White Mountain IT Services can help make your business’ computing more secure as well, along with our many IT services. Find out how we can assist you by giving us a call at 603-889-0800.

By accepting you will be accessing a service provided by a third-party external to https://www.whitemtn.com/

Related Posts

One of the most popular methods of online hacking attacks involves what’s called a brute force attack. This is when a hacker overwhelms a login system with multiple attempts until the hacker is able to log in and access the system. They are dangerous...
The Internet is a fantastic tool that has ushered in an era of productivity and connectivity that we could only previously have dreamed of. Unfortunately, like every great tool, it can be used for darker, malicious purposes. In the Internet’s case, i...
Just like Silk Road (the illegal online black market designed to smuggle drugs around the world), there exists an online trade for zero-day exploits. Unsurprisingly, hackers find it exceptionally lucrative to sell these exploits for profit. Now, ther...
It’s safe to say that hacking is a frowned-upon practice, but that hasn’t stopped cyber criminals from attempting to turn a profit off of it. This practice has led them to target nonconventional organizations, including hospitals and other healthcare...
Most hacking attacks are the result of a flaw or vulnerability found within the code of a program or operating system, but we rarely take into account the ones that don’t. Hackers often take advantage of the human side of hacking as well, a process k...
For many Windows users, the fact that Microsoft is issuing Windows 10 incrementally came as a shock for those who patiently waited for its release date. While users wait, however, hackers are taking advantage of those who are less patient by creating...
There’s no question about it; hackers make things difficult for businesses of all industries and sizes. They go out of their way to steal data and turn a profit off of it, as well as misrepresent organizations and individuals. The business environmen...
It might seem like the obvious reason for hacks and data loss is due to technology being unpredictable, but in all reality, it’s important to remember that some of the problems we experience with technology come from the people operating it. To this ...
One minute you’re browsing trusted sites on the Internet, the next, your PC freezes up and displays the dreaded blue screen of death, along with a fake tech support message. This strain of malware is duping plenty of computer users into calling the p...
How much does your organization spend on cybersecurity every year? It’s a well-known fact that the Internet houses an incredible amount of threats that consistently pose a significant danger to organizations, so it’s expected that businesses will she...
Even the most innocent Internet user can fall victim to the stray hacking attack, and it’s all thanks to the manner in which malware reverse-engineers software. This process is how a hacker finds vulnerabilities in software. However, a new security c...
Technology is often exploited by hackers for their benefit, but one avenue of attack that’s consistently neglected is the mobile device. Smartphones and tablets are arguably at greater risk than desktops and workstations due to them being exposed to ...

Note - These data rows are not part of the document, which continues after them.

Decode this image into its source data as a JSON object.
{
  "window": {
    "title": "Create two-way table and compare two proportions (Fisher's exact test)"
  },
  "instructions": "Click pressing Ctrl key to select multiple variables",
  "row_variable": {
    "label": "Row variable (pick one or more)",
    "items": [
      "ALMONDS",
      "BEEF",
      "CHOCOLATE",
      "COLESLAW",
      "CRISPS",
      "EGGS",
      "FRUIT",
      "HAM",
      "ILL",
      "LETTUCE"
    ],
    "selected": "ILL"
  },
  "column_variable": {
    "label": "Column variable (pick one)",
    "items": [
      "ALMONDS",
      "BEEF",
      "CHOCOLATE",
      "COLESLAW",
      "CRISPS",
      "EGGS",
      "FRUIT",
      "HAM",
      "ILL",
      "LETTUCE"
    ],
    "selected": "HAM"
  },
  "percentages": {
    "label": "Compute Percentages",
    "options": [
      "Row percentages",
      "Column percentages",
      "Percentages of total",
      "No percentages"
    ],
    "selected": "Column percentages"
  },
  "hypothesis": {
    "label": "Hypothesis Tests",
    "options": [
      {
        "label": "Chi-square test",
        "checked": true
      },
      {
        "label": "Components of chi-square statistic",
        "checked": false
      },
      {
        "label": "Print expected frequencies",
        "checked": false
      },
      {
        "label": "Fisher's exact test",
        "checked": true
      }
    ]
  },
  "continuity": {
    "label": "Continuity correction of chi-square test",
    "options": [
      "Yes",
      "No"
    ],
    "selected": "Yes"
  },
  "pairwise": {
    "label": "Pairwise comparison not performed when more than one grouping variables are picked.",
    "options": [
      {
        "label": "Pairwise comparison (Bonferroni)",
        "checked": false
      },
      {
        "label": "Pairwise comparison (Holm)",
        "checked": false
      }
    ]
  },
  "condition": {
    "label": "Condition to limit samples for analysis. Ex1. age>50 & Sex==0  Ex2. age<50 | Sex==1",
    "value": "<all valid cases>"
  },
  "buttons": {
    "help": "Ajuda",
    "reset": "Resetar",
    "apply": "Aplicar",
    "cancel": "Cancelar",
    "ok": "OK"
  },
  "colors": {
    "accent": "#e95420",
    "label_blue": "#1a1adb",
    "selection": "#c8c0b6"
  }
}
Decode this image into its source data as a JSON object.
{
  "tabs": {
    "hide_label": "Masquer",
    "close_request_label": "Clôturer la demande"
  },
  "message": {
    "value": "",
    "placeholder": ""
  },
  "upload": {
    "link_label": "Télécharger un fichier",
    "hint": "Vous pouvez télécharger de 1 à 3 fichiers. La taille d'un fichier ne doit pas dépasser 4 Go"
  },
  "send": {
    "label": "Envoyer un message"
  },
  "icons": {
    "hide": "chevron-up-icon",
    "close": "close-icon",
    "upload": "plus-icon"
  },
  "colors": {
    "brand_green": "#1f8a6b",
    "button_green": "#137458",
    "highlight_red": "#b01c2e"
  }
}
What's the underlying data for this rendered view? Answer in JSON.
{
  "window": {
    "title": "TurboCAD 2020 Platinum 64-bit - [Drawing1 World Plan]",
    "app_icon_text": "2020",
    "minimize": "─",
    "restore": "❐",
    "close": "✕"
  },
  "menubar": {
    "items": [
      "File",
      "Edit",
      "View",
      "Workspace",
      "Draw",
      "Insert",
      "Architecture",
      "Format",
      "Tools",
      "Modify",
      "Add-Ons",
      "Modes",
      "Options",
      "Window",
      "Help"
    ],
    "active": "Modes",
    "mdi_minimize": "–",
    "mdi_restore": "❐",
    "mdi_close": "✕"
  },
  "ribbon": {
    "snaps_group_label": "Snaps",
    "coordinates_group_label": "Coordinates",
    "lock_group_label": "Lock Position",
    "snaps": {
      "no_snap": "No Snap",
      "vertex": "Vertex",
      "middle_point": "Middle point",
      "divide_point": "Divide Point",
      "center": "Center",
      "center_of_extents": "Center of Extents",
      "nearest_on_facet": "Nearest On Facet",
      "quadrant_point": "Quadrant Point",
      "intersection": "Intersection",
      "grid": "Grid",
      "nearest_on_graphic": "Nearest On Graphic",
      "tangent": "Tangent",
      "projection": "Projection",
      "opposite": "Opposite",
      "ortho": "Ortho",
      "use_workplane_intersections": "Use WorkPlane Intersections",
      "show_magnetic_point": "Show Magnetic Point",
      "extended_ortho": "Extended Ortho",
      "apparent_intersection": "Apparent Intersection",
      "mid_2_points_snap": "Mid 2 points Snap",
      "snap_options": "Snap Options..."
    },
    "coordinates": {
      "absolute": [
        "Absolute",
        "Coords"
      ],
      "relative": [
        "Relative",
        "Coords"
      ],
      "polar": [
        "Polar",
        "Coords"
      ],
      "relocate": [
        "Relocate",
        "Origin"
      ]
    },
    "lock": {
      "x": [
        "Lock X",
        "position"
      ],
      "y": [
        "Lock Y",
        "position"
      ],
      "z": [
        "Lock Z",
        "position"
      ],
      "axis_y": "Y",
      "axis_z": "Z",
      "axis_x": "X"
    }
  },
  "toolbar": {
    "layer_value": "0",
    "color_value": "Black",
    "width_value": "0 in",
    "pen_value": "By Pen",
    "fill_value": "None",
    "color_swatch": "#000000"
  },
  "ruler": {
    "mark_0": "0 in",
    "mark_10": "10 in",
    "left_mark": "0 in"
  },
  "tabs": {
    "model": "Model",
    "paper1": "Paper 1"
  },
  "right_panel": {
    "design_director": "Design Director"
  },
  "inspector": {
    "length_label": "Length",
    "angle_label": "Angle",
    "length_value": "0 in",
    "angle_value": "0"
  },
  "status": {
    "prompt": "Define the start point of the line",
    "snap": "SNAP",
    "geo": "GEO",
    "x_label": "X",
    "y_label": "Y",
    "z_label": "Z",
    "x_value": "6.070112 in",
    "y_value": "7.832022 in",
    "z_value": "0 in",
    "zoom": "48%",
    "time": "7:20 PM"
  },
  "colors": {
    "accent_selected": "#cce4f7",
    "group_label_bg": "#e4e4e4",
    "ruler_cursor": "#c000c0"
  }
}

Onsite Service Coverage Area

Although we provide remote services and support to businesses in over 20 states, onsite services are limited to within reasonable driving distance from our office in NH.  For locations outside of our service area, we will manage a local vendor to provide onsite assistance when needed.

 

Onsite Computer Support Services are available to businesses within 100 miles of Nashua New Hampshire. We have excellent onsite coverage from Concord NH, south through Manchester NH, and then down into Boston. From Northern and Central Mass, we cover from Worcester, east to the North Shore, including the Salem and Portsmouth NH area.

 

White Mountain IT Services
33 Main Street, Suite 302
Nashua, New Hampshire 03064

 

603-889-0800

map nashua4 1

 

Open Positions